The device is loud enough to hear someone on the other end say, “Ricardo, put the knife down.”
Richards remains silent, so the neighbor tells the man on the phone to repeat himself.
“Hit him again, man — they not f–king playing,” the neighbor shouts.
The voice on the other line calls out, “Ricardo! Ricardo!” as Fleming quietly radios for a Taser and moments later radios for a sergeant to “fly over here. We got a guy with a knife in his hand, just want him to put it down, and we need him Tased.”
The officers become agitated as Richards, who was standing still, shifts his weight and moves the arm already behind his back.
“You understand you are seconds away from getting shot if you don’t tell us what’s in that other hand. Do you hear me?” Fleming shouts as he and Murphy raise their weapons. “Do you wanna die?”
The standoff continues for several minutes, until Murphy says “he’s got a gun.”
At the same moment, Officer Jesus Ramos arrives with a stun gun, and the two cops tell him Richards may be packing.
“Ricardo, is that a real gun you got there? Ricardo I don’t want to shoot you if you’ve got a fake gun in your hand,” Fleming says with his pistol drawn. “Drop the gun and drop that knife, Ricardo.”
Ramos then steps into the room to fire his Taser.
Video does not clearly show it, but NYPD officials say Richards then aimed the gun at Ramos, painting him with its laser sight.
The footage does, however, show Fleming and Murphy unleash a fusillade on Richards.
Fleming, an 11-year veteran, fired nine times, and 3 ½-year veteran Murphy unloaded seven cartridges, according to Gomez.
“Get outta there! Are you okay?” the officers can be heard shouting to Ramos as he scrambles out of the room and the NYPD-provided video ends.
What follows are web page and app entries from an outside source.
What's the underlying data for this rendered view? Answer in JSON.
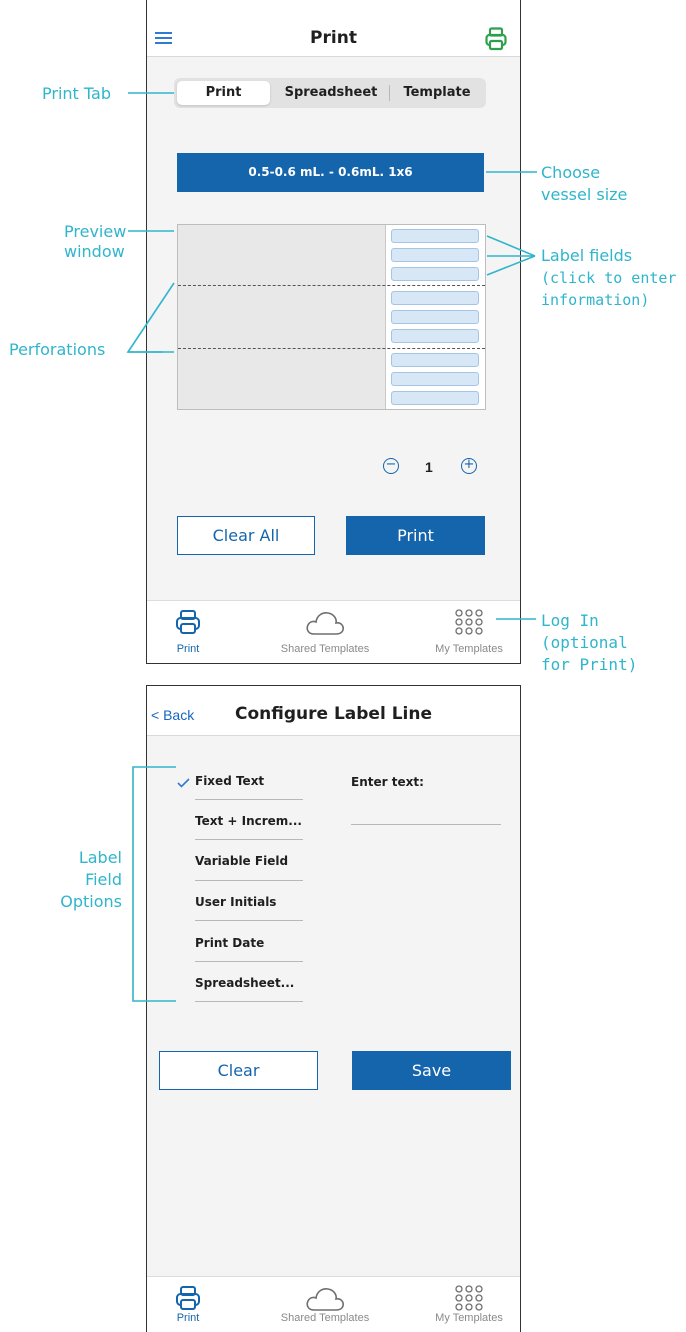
{
  "screen1": {
    "title": "Print",
    "tabs": [
      {
        "label": "Print",
        "active": true
      },
      {
        "label": "Spreadsheet",
        "active": false
      },
      {
        "label": "Template",
        "active": false
      }
    ],
    "vessel_button": "0.5-0.6 mL. - 0.6mL.  1x6",
    "quantity": "1",
    "stepper_minus": "−",
    "stepper_plus": "+",
    "clear_all_label": "Clear All",
    "print_label": "Print",
    "bottom_tabs": [
      {
        "label": "Print",
        "icon": "printer-icon",
        "active": true
      },
      {
        "label": "Shared Templates",
        "icon": "cloud-icon",
        "active": false
      },
      {
        "label": "My Templates",
        "icon": "grid-dots-icon",
        "active": false
      }
    ]
  },
  "screen2": {
    "back_label": "< Back",
    "title": "Configure Label Line",
    "options": [
      {
        "label": "Fixed Text",
        "selected": true
      },
      {
        "label": "Text + Increm...",
        "selected": false
      },
      {
        "label": "Variable Field",
        "selected": false
      },
      {
        "label": "User Initials",
        "selected": false
      },
      {
        "label": "Print Date",
        "selected": false
      },
      {
        "label": "Spreadsheet...",
        "selected": false
      }
    ],
    "enter_text_label": "Enter text:",
    "enter_text_value": "",
    "clear_label": "Clear",
    "save_label": "Save",
    "bottom_tabs": [
      {
        "label": "Print",
        "icon": "printer-icon",
        "active": true
      },
      {
        "label": "Shared Templates",
        "icon": "cloud-icon",
        "active": false
      },
      {
        "label": "My Templates",
        "icon": "grid-dots-icon",
        "active": false
      }
    ]
  },
  "annotations": {
    "print_tab": "Print Tab",
    "preview_window_1": "Preview",
    "preview_window_2": "window",
    "perforations": "Perforations",
    "vessel_1": "Choose",
    "vessel_2": "vessel size",
    "label_fields_1": "Label fields",
    "label_fields_2": "(click to enter",
    "label_fields_3": "information)",
    "login_1": "Log In",
    "login_2": "(optional",
    "login_3": "for Print)",
    "label_field_options_1": "Label",
    "label_field_options_2": "Field",
    "label_field_options_3": "Options"
  },
  "colors": {
    "brand_blue": "#1565ad",
    "annotation_cyan": "#2fb5cc",
    "printer_green": "#2e9e4f"
  }
}
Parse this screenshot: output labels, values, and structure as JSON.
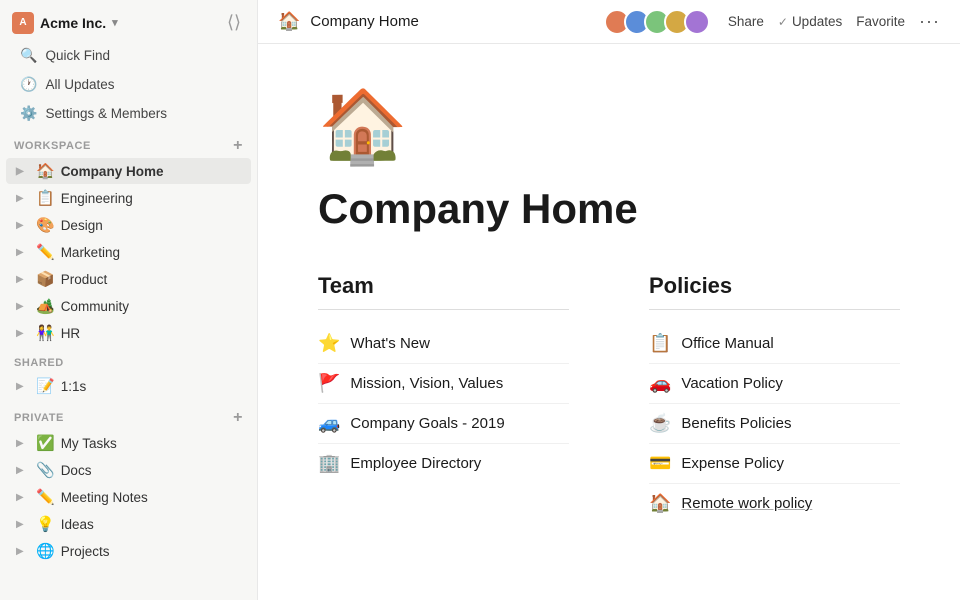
{
  "workspace": {
    "name": "Acme Inc.",
    "avatar_initials": "A"
  },
  "topbar": {
    "page_icon": "🏠",
    "page_title": "Company Home",
    "share_label": "Share",
    "updates_label": "Updates",
    "favorite_label": "Favorite"
  },
  "sidebar": {
    "quick_find": "Quick Find",
    "all_updates": "All Updates",
    "settings": "Settings & Members",
    "workspace_label": "WORKSPACE",
    "workspace_items": [
      {
        "id": "company-home",
        "icon": "🏠",
        "label": "Company Home",
        "active": true
      },
      {
        "id": "engineering",
        "icon": "📋",
        "label": "Engineering"
      },
      {
        "id": "design",
        "icon": "🎨",
        "label": "Design"
      },
      {
        "id": "marketing",
        "icon": "✏️",
        "label": "Marketing"
      },
      {
        "id": "product",
        "icon": "📦",
        "label": "Product"
      },
      {
        "id": "community",
        "icon": "🏕️",
        "label": "Community"
      },
      {
        "id": "hr",
        "icon": "👫",
        "label": "HR"
      }
    ],
    "shared_label": "SHARED",
    "shared_items": [
      {
        "id": "1-1s",
        "icon": "📝",
        "label": "1:1s"
      }
    ],
    "private_label": "PRIVATE",
    "private_items": [
      {
        "id": "my-tasks",
        "icon": "✅",
        "label": "My Tasks"
      },
      {
        "id": "docs",
        "icon": "📎",
        "label": "Docs"
      },
      {
        "id": "meeting-notes",
        "icon": "✏️",
        "label": "Meeting Notes"
      },
      {
        "id": "ideas",
        "icon": "💡",
        "label": "Ideas"
      },
      {
        "id": "projects",
        "icon": "🌐",
        "label": "Projects"
      }
    ]
  },
  "page": {
    "hero_icon": "🏠",
    "title": "Company Home",
    "team_section": {
      "title": "Team",
      "items": [
        {
          "icon": "⭐",
          "label": "What's New"
        },
        {
          "icon": "🚩",
          "label": "Mission, Vision, Values"
        },
        {
          "icon": "🚙",
          "label": "Company Goals - 2019"
        },
        {
          "icon": "🏢",
          "label": "Employee Directory"
        }
      ]
    },
    "policies_section": {
      "title": "Policies",
      "items": [
        {
          "icon": "📋",
          "label": "Office Manual"
        },
        {
          "icon": "🚗",
          "label": "Vacation Policy"
        },
        {
          "icon": "☕",
          "label": "Benefits Policies"
        },
        {
          "icon": "💳",
          "label": "Expense Policy"
        },
        {
          "icon": "🏠",
          "label": "Remote work policy",
          "underline": true
        }
      ]
    }
  },
  "avatars": [
    {
      "color": "#e07b54"
    },
    {
      "color": "#5b8dd9"
    },
    {
      "color": "#7bc47b"
    },
    {
      "color": "#d4a843"
    },
    {
      "color": "#a374d4"
    }
  ]
}
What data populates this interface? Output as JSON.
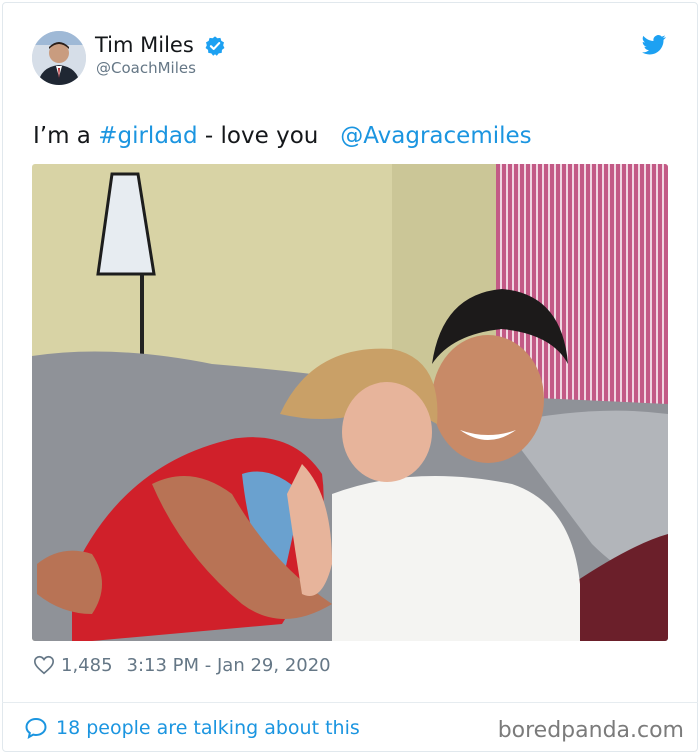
{
  "tweet": {
    "author_name": "Tim Miles",
    "author_handle": "@CoachMiles",
    "text_prefix": "I’m a ",
    "hashtag": "#girldad",
    "text_middle": " - love you   ",
    "mention": "@Avagracemiles",
    "likes": "1,485",
    "timestamp": "3:13 PM - Jan 29, 2020",
    "talking": "18 people are talking about this"
  },
  "icons": {
    "verified": "verified-badge-icon",
    "brand": "twitter-bird-icon",
    "like": "heart-icon",
    "comment": "speech-bubble-icon"
  },
  "colors": {
    "link": "#1b95e0",
    "secondary_text": "#657786",
    "primary_text": "#14171a"
  },
  "watermark": "boredpanda.com"
}
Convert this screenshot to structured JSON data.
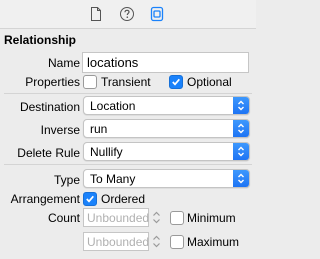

Richards was pronounced dead at Jacobi Medical Center.
The dead man’s “devastated” father is currently traveling to Jamaica for his funeral, according to uncle Eustace Reid, who did not watch video after it was made public.
The body cameras the cops were wearing were issued two months ago as part of the NYPD’s court-mandated pilot program.
There are currently 670 officers wearing the devices in 10 precincts, and officials expect 1,300 cops to have them by the end of the year.
The implementation was part of a series of reforms that stemmed from a federal judge’s 2013 ruling that the controversial stop-and-frisk tactic was being used unconstitutionally.
Police initially refused to release the footage, arguing it could taint the investigation or unduly influence a jury should charges be brought against the cops, but officials decided to release it because it showed police acted appropriately, police sources said.
“It was in our favor. It shows what the cops have to deal with,” said a high-ranking source. “People don’t realize how quickly things change.”
PBA president Patrick Lynch slammed the decision.
“The release of this footage sets a dangerous precedent that jeopardizes police officers’ due process rights and confidentiality protections under state law,” he said, arguing the release creates a “substantial risk of harassment, reprisals and threats to [officers’] safety and the safety of their families.”